Photo of Henry Bellingham Henry Bellingham Ceidwadwyr, North West Norfolk

I am grateful for that cogent explanation. I have two final questions.

First, does the Minister know how many children are adopted into the United Kingdom from the Isle of Man and Channel Islands and how many from the United Kingdom into the Isle of Man and the Channel Islands? It would be interesting to hear that figure, if she has it to hand.

Secondly, the Minister did not address my suggestion, which would answer my concern that we must include in the definition the Channel Islands and the Isle of Man while avoiding the term ''British Islands''. She rightly said that we were not considering a Bill on adoption and children to improve relations with the Irish Republic, but does she not feel that we

could easily sort this out by using the words ''United Kingdom and the Channel Islands and the Isle of Man''?

Photo of Mr George Stevenson Mr George Stevenson Llafur, Stoke-on-Trent South

Order. I must refer the hon. Gentleman to the words of the amendment, which does not contain the additions that he suggests.

Photo of Henry Bellingham Henry Bellingham Ceidwadwyr, North West Norfolk

Indeed, I accept that, but until the Minister gives us a logical reason for rejecting the amendment, we are entitled to suggest that there might be some merit in what I propose.
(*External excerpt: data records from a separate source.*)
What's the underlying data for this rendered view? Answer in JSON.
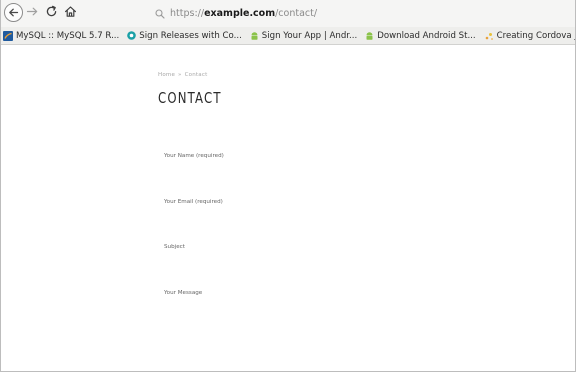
{
  "browser": {
    "url_prefix": "https://",
    "url_host": "example.com",
    "url_path": "/contact/",
    "icons": {
      "back": "back-arrow-icon",
      "forward": "forward-arrow-icon",
      "reload": "reload-icon",
      "home": "home-icon",
      "search": "search-icon"
    }
  },
  "bookmarks": [
    {
      "label": "MySQL :: MySQL 5.7 R...",
      "icon": "mysql-bookmark-icon",
      "color": "#1f5a9e"
    },
    {
      "label": "Sign Releases with Co...",
      "icon": "cordova-bookmark-icon",
      "color": "#1aa0a6"
    },
    {
      "label": "Sign Your App | Andr...",
      "icon": "android-bookmark-icon",
      "color": "#8bc34a"
    },
    {
      "label": "Download Android St...",
      "icon": "android-bookmark-icon",
      "color": "#8bc34a"
    },
    {
      "label": "Creating Cordova jQ...",
      "icon": "sparkle-bookmark-icon",
      "color": "#e8a23a"
    },
    {
      "label": "",
      "icon": "folder-bookmark-icon",
      "color": "#e8c23a"
    }
  ],
  "page": {
    "breadcrumb": {
      "home": "Home",
      "separator": "»",
      "current": "Contact"
    },
    "title": "CONTACT",
    "form": {
      "name_label": "Your Name (required)",
      "email_label": "Your Email (required)",
      "subject_label": "Subject",
      "message_label": "Your Message"
    }
  }
}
Will she comment on my two brief points?

Photo of Jacqui Smith Jacqui Smith Minister of State, Department of Health

I do not know the exact numbers of children, and understand that only a handful are involved, but I am not sure what point the hon. Gentleman seeks to make by determining the numbers. It is important that there is an ability to recognise adoption orders between the Channel Islands and the Isle of Man and the United Kingdom and vice versa. That is what we attempt to safeguard by rejecting the hon. Gentleman's amendment.

Secondly, I made it clear in my response that this is not the place to consider definitions. If the hon. Gentleman wants to raise that point, he must do so elsewhere.

Photo of Henry Bellingham Henry Bellingham Ceidwadwyr, North West Norfolk

I beg to ask leave to withdraw the amendment.

Amendment, by leave, withdrawn.

Photo of Mr Hilton Dawson Mr Hilton Dawson Llafur, Lancaster and Wyre

On a point of order, Mr. Stevenson. It is a little difficult to focus on areas such as the Channel Islands or the Scilly Isles

Photo of Mr George Stevenson Mr George Stevenson Llafur, Stoke-on-Trent South

Order. I apologise to the hon. Gentleman. I am advised that I must put the question.

It being One o'clock, The Chairman proceeded, pursuant to Sessional Order D [28 June] and the Order of the Committee [27 November], to put forthwith the Questions necessary to dispose of the business to be concluded at that time.

Clauses 120 and 123 ordered to stand part of the Bill.

Adjourned at one minute past One o'clock till this day at half-past Four o'clock.